* **Material provided**:

————

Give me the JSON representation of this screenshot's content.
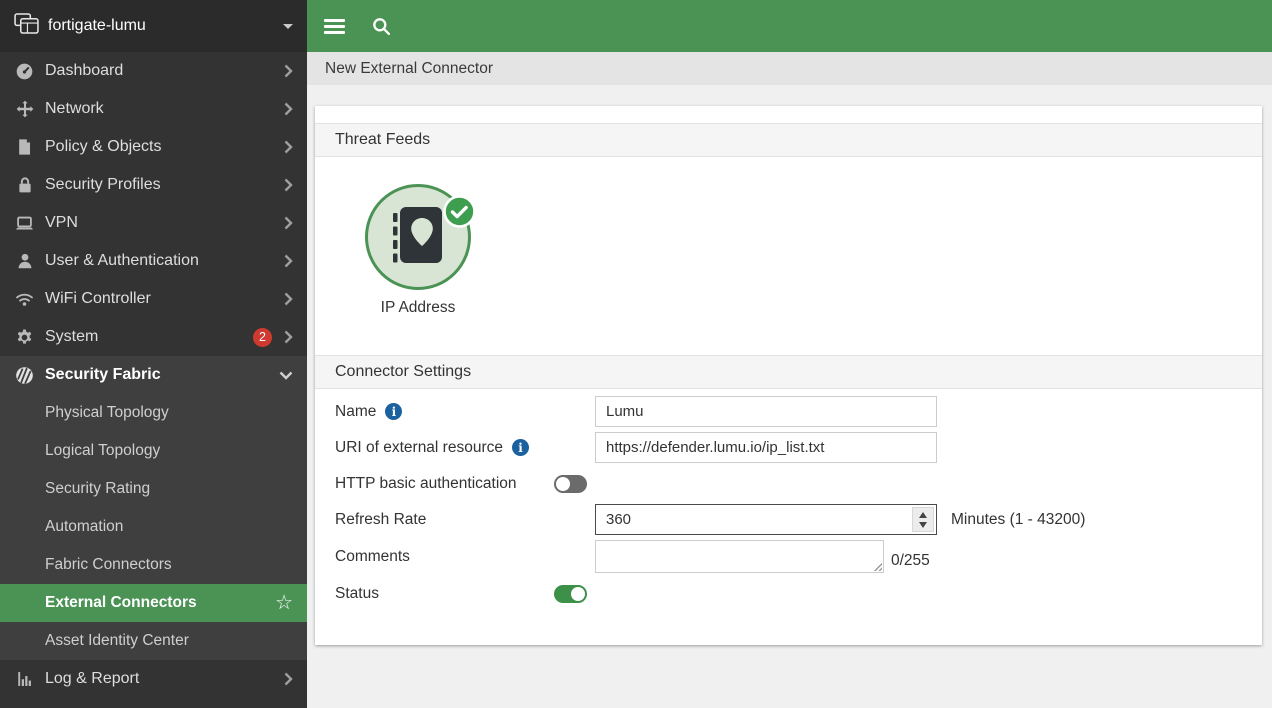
{
  "app": {
    "hostname": "fortigate-lumu"
  },
  "breadcrumb": {
    "title": "New External Connector"
  },
  "sidebar": {
    "items": [
      {
        "label": "Dashboard"
      },
      {
        "label": "Network"
      },
      {
        "label": "Policy & Objects"
      },
      {
        "label": "Security Profiles"
      },
      {
        "label": "VPN"
      },
      {
        "label": "User & Authentication"
      },
      {
        "label": "WiFi Controller"
      },
      {
        "label": "System",
        "badge": "2"
      },
      {
        "label": "Security Fabric"
      },
      {
        "label": "Physical Topology"
      },
      {
        "label": "Logical Topology"
      },
      {
        "label": "Security Rating"
      },
      {
        "label": "Automation"
      },
      {
        "label": "Fabric Connectors"
      },
      {
        "label": "External Connectors"
      },
      {
        "label": "Asset Identity Center"
      },
      {
        "label": "Log & Report"
      }
    ]
  },
  "sections": {
    "threat_feeds": "Threat Feeds",
    "connector_settings": "Connector Settings"
  },
  "feed_tile": {
    "label": "IP Address",
    "selected": true
  },
  "form": {
    "name": {
      "label": "Name",
      "value": "Lumu"
    },
    "uri": {
      "label": "URI of external resource",
      "value": "https://defender.lumu.io/ip_list.txt"
    },
    "http_auth": {
      "label": "HTTP basic authentication",
      "state": "off"
    },
    "refresh": {
      "label": "Refresh Rate",
      "value": "360",
      "suffix": "Minutes (1 - 43200)"
    },
    "comments": {
      "label": "Comments",
      "value": "",
      "counter": "0/255"
    },
    "status": {
      "label": "Status",
      "state": "on"
    }
  },
  "glyphs": {
    "star": "☆"
  },
  "icons": {
    "window-stack-icon": "svg",
    "caret-down-icon": "css-triangle",
    "gauge-icon": "svg",
    "move-icon": "svg",
    "policy-icon": "svg",
    "lock-icon": "svg",
    "laptop-icon": "svg",
    "user-icon": "svg",
    "wifi-icon": "svg",
    "gear-icon": "svg",
    "fabric-icon": "svg",
    "chart-icon": "svg",
    "chevron-right-icon": "svg",
    "chevron-down-icon": "svg",
    "star-icon": "☆",
    "menu-icon": "bars",
    "search-icon": "svg",
    "info-icon": "i",
    "check-badge-icon": "svg",
    "address-book-icon": "svg",
    "pin-icon": "svg",
    "stepper-up-icon": "triangle",
    "stepper-down-icon": "triangle",
    "resize-grip-icon": "lines"
  },
  "colors": {
    "accent_green": "#4a9355",
    "sidebar_bg": "#333333",
    "sidebar_expanded_bg": "#3f3f3f",
    "badge_red": "#cf3a30",
    "info_blue": "#1c619f",
    "toggle_off_gray": "#6b6b6b",
    "toggle_on_green": "#3d9048",
    "tile_fill": "#d8e5d5"
  }
}
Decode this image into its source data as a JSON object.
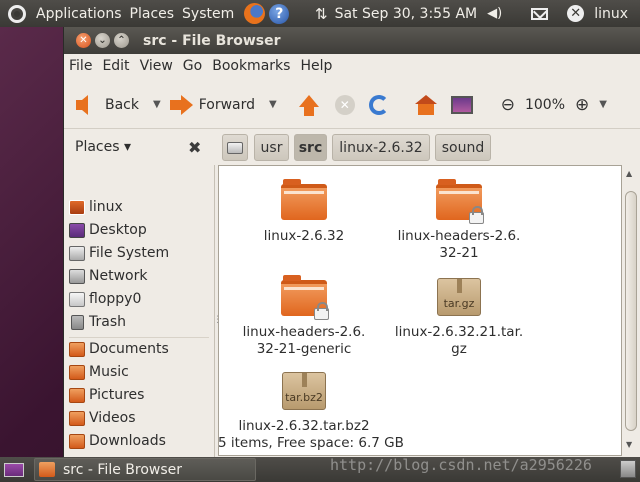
{
  "top_panel": {
    "menus": [
      "Applications",
      "Places",
      "System"
    ],
    "icons": [
      "ubuntu-logo-icon",
      "firefox-icon",
      "help-icon",
      "network-icon",
      "volume-icon",
      "mail-icon",
      "power-icon"
    ],
    "help_glyph": "?",
    "clock": "Sat Sep 30,  3:55 AM",
    "user": "linux"
  },
  "window": {
    "title": "src - File Browser",
    "menu": [
      "File",
      "Edit",
      "View",
      "Go",
      "Bookmarks",
      "Help"
    ],
    "toolbar": {
      "back_label": "Back",
      "forward_label": "Forward",
      "zoom_level": "100%"
    },
    "places_header": "Places ▾",
    "breadcrumbs": [
      "usr",
      "src",
      "linux-2.6.32",
      "sound"
    ],
    "active_crumb": "src",
    "sidebar": {
      "devices": [
        {
          "label": "linux",
          "icon": "home-folder-icon"
        },
        {
          "label": "Desktop",
          "icon": "desktop-icon"
        },
        {
          "label": "File System",
          "icon": "filesystem-icon"
        },
        {
          "label": "Network",
          "icon": "network-icon"
        },
        {
          "label": "floppy0",
          "icon": "floppy-icon"
        },
        {
          "label": "Trash",
          "icon": "trash-icon"
        }
      ],
      "bookmarks": [
        {
          "label": "Documents",
          "icon": "documents-folder-icon"
        },
        {
          "label": "Music",
          "icon": "music-folder-icon"
        },
        {
          "label": "Pictures",
          "icon": "pictures-folder-icon"
        },
        {
          "label": "Videos",
          "icon": "videos-folder-icon"
        },
        {
          "label": "Downloads",
          "icon": "downloads-folder-icon"
        }
      ]
    },
    "files": [
      {
        "name_line1": "linux-2.6.32",
        "name_line2": "",
        "type": "folder",
        "locked": false
      },
      {
        "name_line1": "linux-headers-2.6.",
        "name_line2": "32-21",
        "type": "folder",
        "locked": true
      },
      {
        "name_line1": "linux-headers-2.6.",
        "name_line2": "32-21-generic",
        "type": "folder",
        "locked": true
      },
      {
        "name_line1": "linux-2.6.32.21.tar.",
        "name_line2": "gz",
        "type": "archive",
        "archive_label": "tar.gz"
      },
      {
        "name_line1": "linux-2.6.32.tar.bz2",
        "name_line2": "",
        "type": "archive",
        "archive_label": "tar.bz2"
      }
    ],
    "status": "5 items, Free space: 6.7 GB"
  },
  "bottom_panel": {
    "task_title": "src - File Browser",
    "watermark": "http://blog.csdn.net/a2956226"
  },
  "colors": {
    "accent_orange": "#e8711e",
    "panel_dark": "#3a3935",
    "window_bg": "#efebe5"
  }
}
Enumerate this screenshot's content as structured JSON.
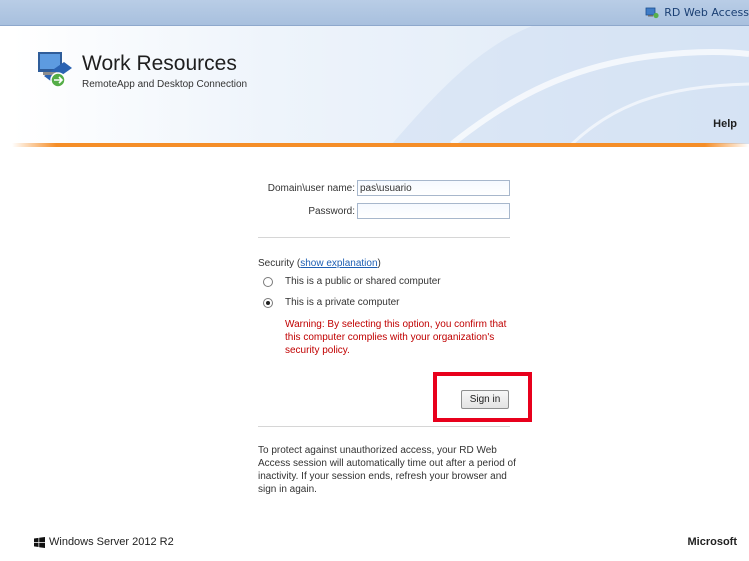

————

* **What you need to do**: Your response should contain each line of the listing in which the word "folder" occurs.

* **Solution to the problem**:
          "icon": "home-folder-icon"
          "icon": "documents-folder-icon"
          "icon": "music-folder-icon"
          "icon": "pictures-folder-icon"
          "icon": "videos-folder-icon"
          "icon": "downloads-folder-icon"
        "type": "folder",
        "type": "folder",
        "type": "folder",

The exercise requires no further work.